Focusing on the Big Picture: Using Community needs assessments to enhance reference services.
A community needs identifies the requirements and desires of a population through direct communication with the stakeholders. By collaborating with the library's constituencies, librarians can gain a deeper understanding of what their user population needs and what types of resources and tools for discovery will be most appreciated (and used!). Learn about theory and strategy for community needs assessments, and ways that libraries can benefit from them.
Speakers: Heather McCann, Reference Coordinator, Rotch Library of Architecture and Planning, Massachusetts Institute of Technology; Lana Thelen, College Librarian, Oregon College of Oriental Medicine.
Need to define community first of course. Assessment should focus on what they community values. Assessments could be focus groups, interviews, surveys. Assessments can tell you a lot about how users communicate and where they go to get information.

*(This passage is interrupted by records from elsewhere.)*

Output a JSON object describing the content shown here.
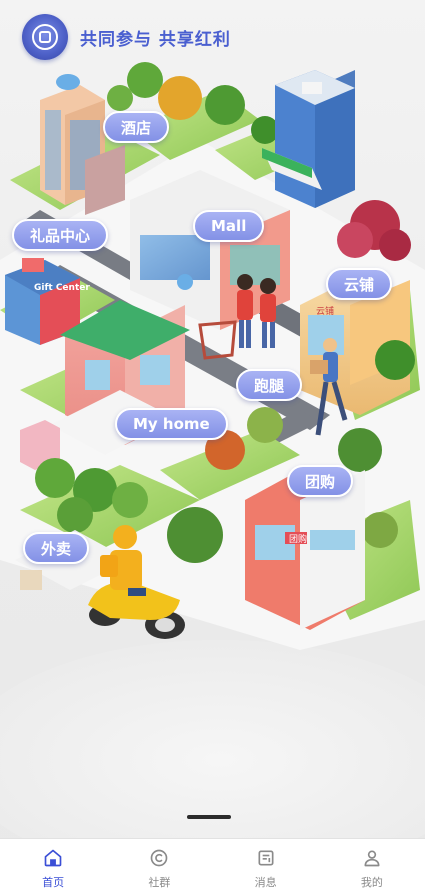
{
  "header": {
    "slogan": "共同参与  共享红利"
  },
  "chips": {
    "hotel": "酒店",
    "gift_center": "礼品中心",
    "mall": "Mall",
    "cloud_shop": "云铺",
    "errand": "跑腿",
    "my_home": "My home",
    "group_buy": "团购",
    "delivery": "外卖"
  },
  "signs": {
    "gift_center_sign": "Gift Center",
    "group_buy_sign": "团购",
    "cloud_shop_sign": "云铺"
  },
  "tabbar": {
    "items": [
      {
        "label": "首页",
        "icon": "home-icon",
        "active": true
      },
      {
        "label": "社群",
        "icon": "community-icon",
        "active": false
      },
      {
        "label": "消息",
        "icon": "message-icon",
        "active": false
      },
      {
        "label": "我的",
        "icon": "profile-icon",
        "active": false
      }
    ]
  },
  "colors": {
    "accent": "#3b4fd6",
    "chip": "#8f9bea",
    "slogan": "#4a5fd0",
    "inactive": "#8a8a8a"
  }
}
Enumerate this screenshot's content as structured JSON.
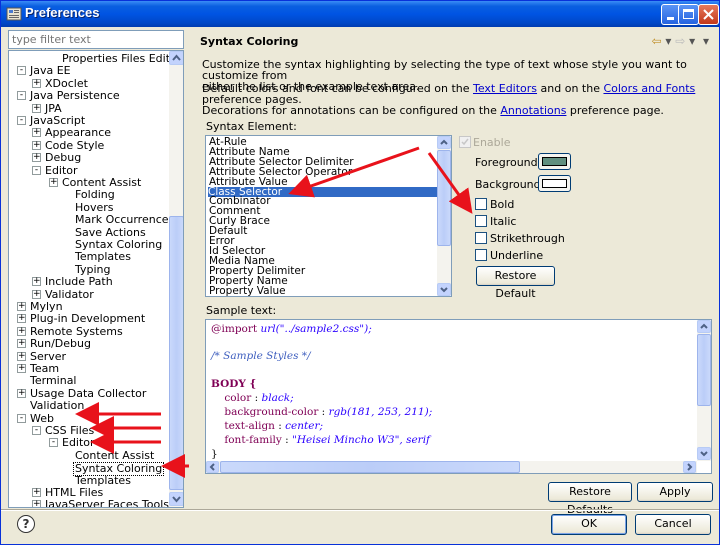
{
  "window": {
    "title": "Preferences",
    "controls": [
      "minimize-icon",
      "maximize-icon",
      "close-icon"
    ]
  },
  "filter": {
    "placeholder": "type filter text"
  },
  "tree": [
    {
      "label": "Properties Files Editor",
      "indent": 2,
      "toggle": ""
    },
    {
      "label": "Java EE",
      "indent": 0,
      "toggle": "-"
    },
    {
      "label": "XDoclet",
      "indent": 1,
      "toggle": "+"
    },
    {
      "label": "Java Persistence",
      "indent": 0,
      "toggle": "-"
    },
    {
      "label": "JPA",
      "indent": 1,
      "toggle": "+"
    },
    {
      "label": "JavaScript",
      "indent": 0,
      "toggle": "-"
    },
    {
      "label": "Appearance",
      "indent": 1,
      "toggle": "+"
    },
    {
      "label": "Code Style",
      "indent": 1,
      "toggle": "+"
    },
    {
      "label": "Debug",
      "indent": 1,
      "toggle": "+"
    },
    {
      "label": "Editor",
      "indent": 1,
      "toggle": "-"
    },
    {
      "label": "Content Assist",
      "indent": 2,
      "toggle": "+"
    },
    {
      "label": "Folding",
      "indent": 3,
      "toggle": ""
    },
    {
      "label": "Hovers",
      "indent": 3,
      "toggle": ""
    },
    {
      "label": "Mark Occurrences",
      "indent": 3,
      "toggle": ""
    },
    {
      "label": "Save Actions",
      "indent": 3,
      "toggle": ""
    },
    {
      "label": "Syntax Coloring",
      "indent": 3,
      "toggle": ""
    },
    {
      "label": "Templates",
      "indent": 3,
      "toggle": ""
    },
    {
      "label": "Typing",
      "indent": 3,
      "toggle": ""
    },
    {
      "label": "Include Path",
      "indent": 1,
      "toggle": "+"
    },
    {
      "label": "Validator",
      "indent": 1,
      "toggle": "+"
    },
    {
      "label": "Mylyn",
      "indent": 0,
      "toggle": "+"
    },
    {
      "label": "Plug-in Development",
      "indent": 0,
      "toggle": "+"
    },
    {
      "label": "Remote Systems",
      "indent": 0,
      "toggle": "+"
    },
    {
      "label": "Run/Debug",
      "indent": 0,
      "toggle": "+"
    },
    {
      "label": "Server",
      "indent": 0,
      "toggle": "+"
    },
    {
      "label": "Team",
      "indent": 0,
      "toggle": "+"
    },
    {
      "label": "Terminal",
      "indent": 0,
      "toggle": ""
    },
    {
      "label": "Usage Data Collector",
      "indent": 0,
      "toggle": "+"
    },
    {
      "label": "Validation",
      "indent": 0,
      "toggle": ""
    },
    {
      "label": "Web",
      "indent": 0,
      "toggle": "-"
    },
    {
      "label": "CSS Files",
      "indent": 1,
      "toggle": "-"
    },
    {
      "label": "Editor",
      "indent": 2,
      "toggle": "-"
    },
    {
      "label": "Content Assist",
      "indent": 3,
      "toggle": ""
    },
    {
      "label": "Syntax Coloring",
      "indent": 3,
      "toggle": "",
      "selected": true
    },
    {
      "label": "Templates",
      "indent": 3,
      "toggle": ""
    },
    {
      "label": "HTML Files",
      "indent": 1,
      "toggle": "+"
    },
    {
      "label": "JavaServer Faces Tools",
      "indent": 1,
      "toggle": "+"
    }
  ],
  "page": {
    "title": "Syntax Coloring",
    "nav_back": "⇦",
    "nav_forward": "⇨",
    "nav_dropdown": "▾",
    "desc1_line1": "Customize the syntax highlighting by selecting the type of text whose style you want to customize from",
    "desc1_line2": "either the list or the example text area.",
    "desc2_pre": "Default colors and font can be configured on the ",
    "desc2_link1": "Text Editors",
    "desc2_mid": " and on the ",
    "desc2_link2": "Colors and Fonts",
    "desc2_post": " preference pages.",
    "desc3_pre": "Decorations for annotations can be configured on the ",
    "desc3_link": "Annotations",
    "desc3_post": " preference page."
  },
  "syntax": {
    "label": "Syntax Element:",
    "items": [
      "At-Rule",
      "Attribute Name",
      "Attribute Selector Delimiter",
      "Attribute Selector Operator",
      "Attribute Value",
      "Class Selector",
      "Combinator",
      "Comment",
      "Curly Brace",
      "Default",
      "Error",
      "Id Selector",
      "Media Name",
      "Property Delimiter",
      "Property Name",
      "Property Value"
    ],
    "selected_index": 5
  },
  "options": {
    "enable": "Enable",
    "foreground": "Foreground:",
    "background": "Background:",
    "bold": "Bold",
    "italic": "Italic",
    "strikethrough": "Strikethrough",
    "underline": "Underline",
    "restore_default": "Restore Default",
    "foreground_color": "#5f8f80",
    "background_color": "#ffffff"
  },
  "sample": {
    "label": "Sample text:",
    "l1_kw": "@import",
    "l1_fn": " url(\"../sample2.css\");",
    "l2": "/* Sample Styles */",
    "l3": "BODY {",
    "l4_prop": "    color",
    "l4_colon": " : ",
    "l4_val": "black;",
    "l5_prop": "    background-color",
    "l5_colon": " : ",
    "l5_val": "rgb(181, 253, 211);",
    "l6_prop": "    text-align",
    "l6_colon": " : ",
    "l6_val": "center;",
    "l7_prop": "    font-family",
    "l7_colon": " : ",
    "l7_val": "\"Heisei Mincho W3\", serif",
    "l8": "}"
  },
  "buttons": {
    "restore_defaults": "Restore Defaults",
    "apply": "Apply",
    "ok": "OK",
    "cancel": "Cancel",
    "help": "?"
  },
  "colors": {
    "annotation_arrow": "#e8121b",
    "selection": "#316ac5",
    "link": "#0000cc"
  }
}
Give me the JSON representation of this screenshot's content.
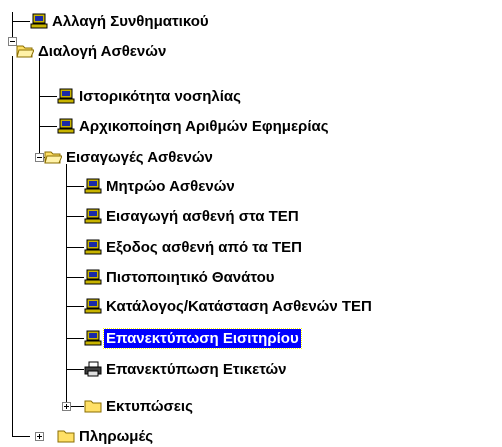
{
  "tree": {
    "change_password": "Αλλαγή Συνθηματικού",
    "patient_dialog": "Διαλογή Ασθενών",
    "hospitalization_history": "Ιστορικότητα νοσηλίας",
    "init_duty_numbers": "Αρχικοποίηση Αριθμών Εφημερίας",
    "patient_entries": "Εισαγωγές Ασθενών",
    "patient_registry": "Μητρώο Ασθενών",
    "patient_entry_tep": "Εισαγωγή ασθενή στα ΤΕΠ",
    "patient_exit_tep": "Εξοδος ασθενή από τα ΤΕΠ",
    "death_certificate": "Πιστοποιητικό Θανάτου",
    "patient_list_tep": "Κατάλογος/Κατάσταση Ασθενών ΤΕΠ",
    "reprint_ticket": "Επανεκτύπωση Εισιτηρίου",
    "reprint_labels": "Επανεκτύπωση Ετικετών",
    "printouts": "Εκτυπώσεις",
    "payments": "Πληρωμές"
  },
  "colors": {
    "selection": "#0000ff",
    "folder": "#ffe066",
    "computer": "#c8b400"
  }
}
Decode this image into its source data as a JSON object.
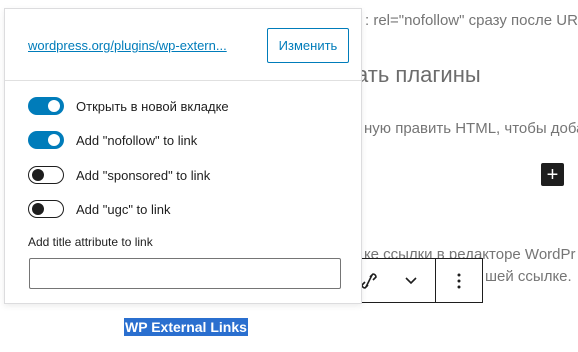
{
  "background": {
    "line1": ": rel=\"nofollow\" сразу после URL",
    "heading": "ать плагины",
    "line2": "ную править HTML, чтобы доба",
    "line3": "кe ссылки в редакторе WordPr",
    "line4": "шей ссылке."
  },
  "selected_text": "WP External Links",
  "link_popover": {
    "url": "wordpress.org/plugins/wp-extern...",
    "edit_label": "Изменить",
    "toggles": [
      {
        "label": "Открыть в новой вкладке",
        "on": true
      },
      {
        "label": "Add \"nofollow\" to link",
        "on": true
      },
      {
        "label": "Add \"sponsored\" to link",
        "on": false
      },
      {
        "label": "Add \"ugc\" to link",
        "on": false
      }
    ],
    "title_attr_label": "Add title attribute to link",
    "title_attr_value": ""
  },
  "toolbar": {
    "icons": [
      "unlink-icon",
      "chevron-down-icon",
      "more-vertical-icon"
    ]
  },
  "colors": {
    "accent": "#007cba",
    "selection": "#2a6fcf",
    "dark": "#1e1e1e"
  }
}
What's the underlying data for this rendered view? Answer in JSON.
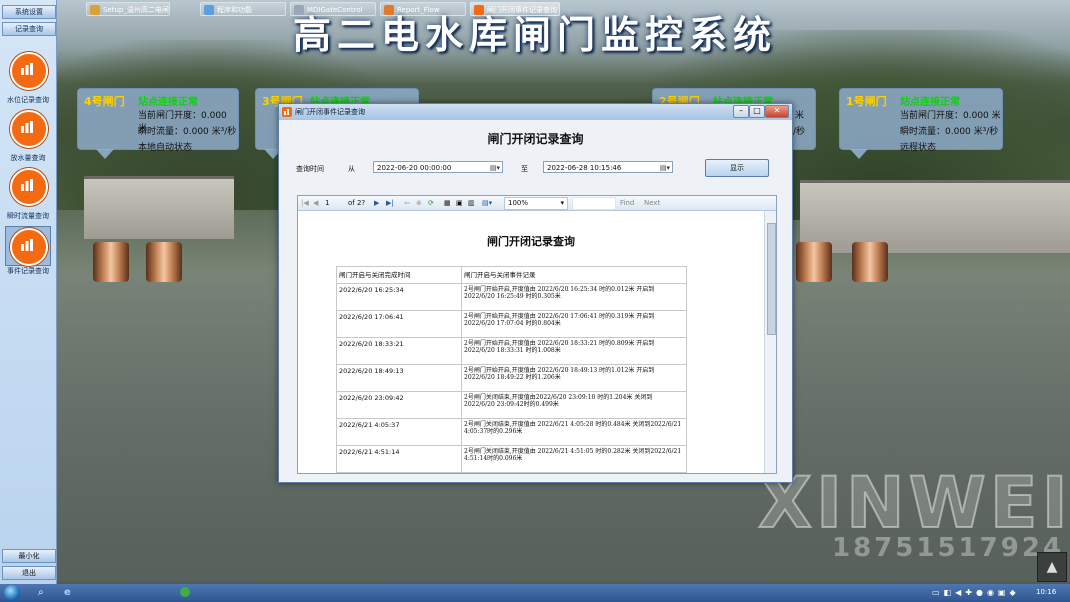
{
  "app": {
    "title": "高二电水库闸门监控系统"
  },
  "sidebar": {
    "top_buttons": [
      "系统设置",
      "记录查询"
    ],
    "items": [
      {
        "label": "水位记录查询",
        "icon": "bar-chart-icon"
      },
      {
        "label": "放水量查询",
        "icon": "bar-chart-icon"
      },
      {
        "label": "瞬时流量查询",
        "icon": "bar-chart-icon"
      },
      {
        "label": "事件记录查询",
        "icon": "bar-chart-icon"
      }
    ],
    "bottom_buttons": [
      "最小化",
      "退出"
    ]
  },
  "gates": [
    {
      "name": "4号闸门",
      "status": "站点连接正常",
      "opening": "当前闸门开度：0.000 米",
      "flow": "瞬时流量：0.000 米³/秒",
      "mode": "本地自动状态"
    },
    {
      "name": "3号闸门",
      "status": "站点连接正常"
    },
    {
      "name": "2号闸门",
      "status": "站点连接正常",
      "opening": "米",
      "flow": "/秒"
    },
    {
      "name": "1号闸门",
      "status": "站点连接正常",
      "opening": "当前闸门开度：0.000 米",
      "flow": "瞬时流量：0.000 米³/秒",
      "mode": "远程状态"
    }
  ],
  "dialog": {
    "window_title": "闸门开闭事件记录查询",
    "heading": "闸门开闭记录查询",
    "query_label": "查询时间",
    "from_label": "从",
    "from_value": "2022-06-20 00:00:00",
    "to_label": "至",
    "to_value": "2022-06-28 10:15:46",
    "show_button": "显示",
    "toolbar": {
      "page_current": "1",
      "page_of": "of 2?",
      "zoom": "100%",
      "find": "Find",
      "next": "Next"
    },
    "report": {
      "title": "闸门开闭记录查询",
      "columns": [
        "闸门开启与关闭完成时间",
        "闸门开启与关闭事件记录"
      ],
      "rows": [
        [
          "2022/6/20 16:25:34",
          "2号闸门开始开启,开度值由 2022/6/20 16:25:34 时的0.012米 开启到 2022/6/20 16:25:49 时的0.305米"
        ],
        [
          "2022/6/20 17:06:41",
          "2号闸门开始开启,开度值由 2022/6/20 17:06:41 时的0.319米 开启到 2022/6/20 17:07:04 时的0.804米"
        ],
        [
          "2022/6/20 18:33:21",
          "2号闸门开始开启,开度值由 2022/6/20 18:33:21 时的0.809米 开启到 2022/6/20 18:33:31 时的1.008米"
        ],
        [
          "2022/6/20 18:49:13",
          "2号闸门开始开启,开度值由 2022/6/20 18:49:13 时的1.012米 开启到 2022/6/20 18:49:22 时的1.206米"
        ],
        [
          "2022/6/20 23:09:42",
          "2号闸门关闭结束,开度值由2022/6/20 23:09:10 时的1.204米 关闭到 2022/6/20 23:09:42时的0.499米"
        ],
        [
          "2022/6/21 4:05:37",
          "2号闸门关闭结束,开度值由 2022/6/21 4:05:28 时的0.484米 关闭到2022/6/21 4:05:37时的0.296米"
        ],
        [
          "2022/6/21 4:51:14",
          "2号闸门关闭结束,开度值由 2022/6/21 4:51:05 时的0.282米 关闭到2022/6/21 4:51:14时的0.096米"
        ]
      ]
    }
  },
  "watermark": {
    "brand": "XINWEI",
    "phone": "18751517924"
  },
  "taskbar": {
    "items": [
      "Setup_温州高二电闸...",
      "程序和功能",
      "MDIGateControl",
      "Report_Flow",
      "闸门开闭事件记录查询"
    ],
    "time": "10:16"
  },
  "colors": {
    "accent_orange": "#f36a12",
    "status_green": "#10d010",
    "gate_name_yellow": "#ffd200"
  }
}
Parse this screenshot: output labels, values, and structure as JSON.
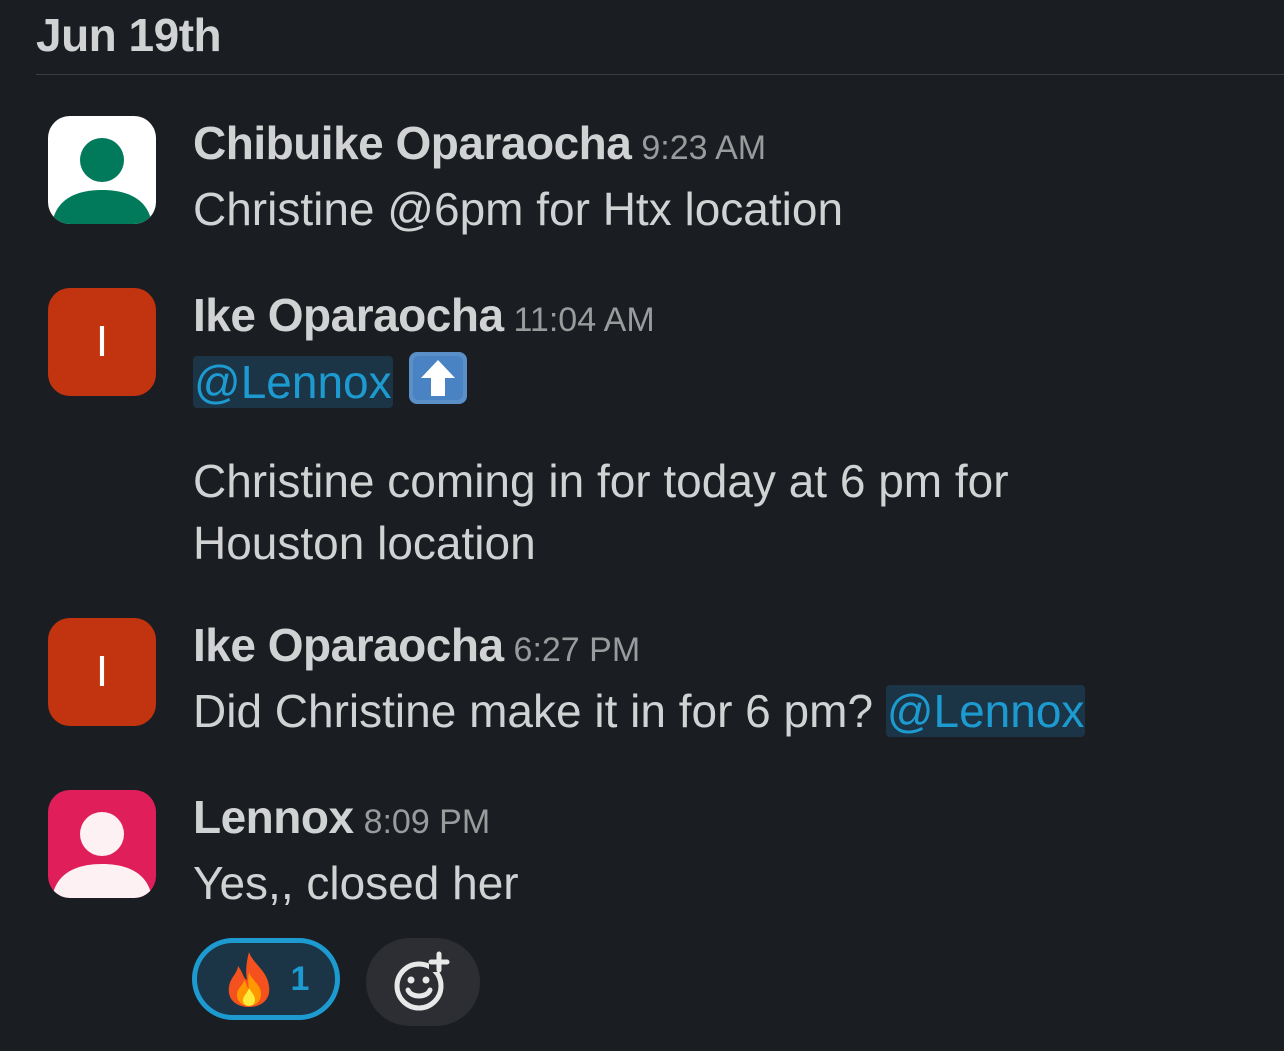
{
  "date_header": "Jun 19th",
  "messages": [
    {
      "author": "Chibuike Oparaocha",
      "time": "9:23 AM",
      "avatar": {
        "type": "person-icon",
        "bg": "#ffffff",
        "fg": "#007a5a"
      },
      "text": "Christine @6pm for Htx location"
    },
    {
      "author": "Ike Oparaocha",
      "time": "11:04 AM",
      "avatar": {
        "type": "letter",
        "letter": "I",
        "bg": "#c2330f"
      },
      "mention": "@Lennox",
      "emoji": "arrow-up-emoji",
      "text_line1": "Christine coming in for today at 6 pm for",
      "text_line2": "Houston location"
    },
    {
      "author": "Ike Oparaocha",
      "time": "6:27 PM",
      "avatar": {
        "type": "letter",
        "letter": "I",
        "bg": "#c2330f"
      },
      "text": "Did Christine make it in for 6 pm?",
      "mention": "@Lennox"
    },
    {
      "author": "Lennox",
      "time": "8:09 PM",
      "avatar": {
        "type": "person-icon",
        "bg": "#e01e5a",
        "fg": "#fdf1f4"
      },
      "text": "Yes,, closed her",
      "reactions": [
        {
          "emoji": "fire-emoji",
          "count": "1",
          "selected": true
        }
      ]
    }
  ],
  "colors": {
    "background": "#1a1d21",
    "text": "#d1d2d3",
    "timestamp": "#9a9b9d",
    "mention": "#1d9bd1",
    "mention_bg": "#1b3446"
  }
}
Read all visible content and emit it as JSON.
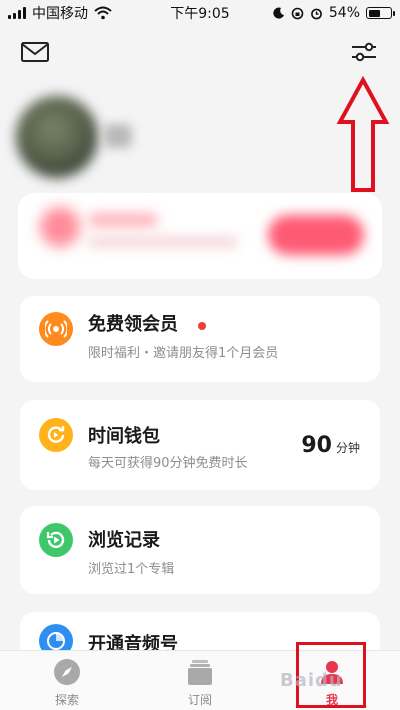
{
  "status_bar": {
    "carrier": "中国移动",
    "time": "下午9:05",
    "battery_percent": "54%",
    "battery_level": 0.54
  },
  "header": {
    "left_icon": "mail-icon",
    "right_icon": "settings-sliders-icon"
  },
  "menu_items": [
    {
      "title": "免费领会员",
      "subtitle": "限时福利・邀请朋友得1个月会员",
      "icon": "broadcast-icon",
      "icon_color": "#ff8a1e",
      "has_red_dot": true
    },
    {
      "title": "时间钱包",
      "subtitle": "每天可获得90分钟免费时长",
      "icon": "clock-refresh-icon",
      "icon_color": "#ffb21a",
      "value": "90",
      "value_unit": "分钟"
    },
    {
      "title": "浏览记录",
      "subtitle": "浏览过1个专辑",
      "icon": "history-play-icon",
      "icon_color": "#3ec86a"
    },
    {
      "title": "开通音频号",
      "icon": "audio-icon",
      "icon_color": "#2f8ff0"
    }
  ],
  "tabs": [
    {
      "label": "探索",
      "icon": "compass-icon",
      "active": false
    },
    {
      "label": "订阅",
      "icon": "stack-icon",
      "active": false
    },
    {
      "label": "我",
      "icon": "user-icon",
      "active": true
    }
  ],
  "colors": {
    "accent": "#e8364f",
    "annotation_red": "#e0111f",
    "background": "#f4f4f5"
  },
  "watermark": "Baidu"
}
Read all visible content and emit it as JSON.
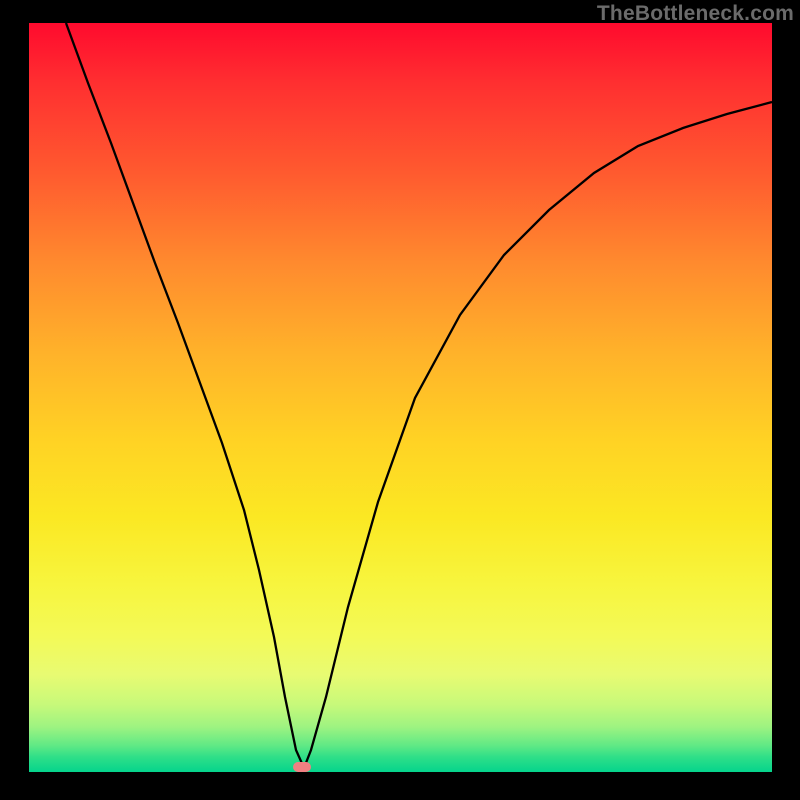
{
  "watermark": "TheBottleneck.com",
  "chart_data": {
    "type": "line",
    "title": "",
    "xlabel": "",
    "ylabel": "",
    "xlim": [
      0,
      100
    ],
    "ylim": [
      0,
      100
    ],
    "series": [
      {
        "name": "bottleneck-curve",
        "x": [
          5,
          8,
          11,
          14,
          17,
          20,
          23,
          26,
          29,
          31,
          33,
          34.5,
          36,
          37,
          38,
          40,
          43,
          47,
          52,
          58,
          64,
          70,
          76,
          82,
          88,
          94,
          100
        ],
        "values": [
          100,
          92,
          84,
          76,
          68,
          60,
          52,
          44,
          35,
          27,
          18,
          10,
          3,
          0.5,
          3,
          10,
          22,
          36,
          50,
          61,
          69,
          75,
          80,
          83.5,
          86,
          88,
          89.5
        ]
      }
    ],
    "marker": {
      "x": 36.5,
      "y": 0.3,
      "name": "optimal-point"
    },
    "grid": false,
    "legend": false,
    "background_gradient": [
      "#ff0a2e",
      "#ffd324",
      "#f7f53e",
      "#05d48c"
    ]
  }
}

Cutting back? users can tell planners what services are essential.
Use assessment tools to assess an initiative you've given. After a program, website change.
Ask what kind of services they would like to have. Users can surprise you.
Types of assessments:
Interviews and Focus Groups: Advantage: simple to plan, personal communication may net you good feedback. Disadvantage: Takes time, needs interviewing expertise
Community forum: Advantage: Lots of information in a short time. Disadvantage: Hard to round up attendees, lots of planning, food etc. Vocal people can hog the air time. Good facilitator needed, especially if there's a controversial issue.
Surveys: Advantage: Qualitative and Quantitative information lends itself to analysis. Disadvantage: Takes a lot of skill to construct understandable questions to elicit good responses.
Here's a good one on Community Assessment which includes constructing and analyzing the data: See the booklets. http://nnlm.gov/pnr/training/CommunityAssessment.html
Analyzing the data
Identify themes, assess validity, express your findings, develop an action plan, collaborate with others, implement, then reevaluate the results.
It is critical to have several people involved in planning and implementing the assessment to avoid bias and to collect valid, useful information.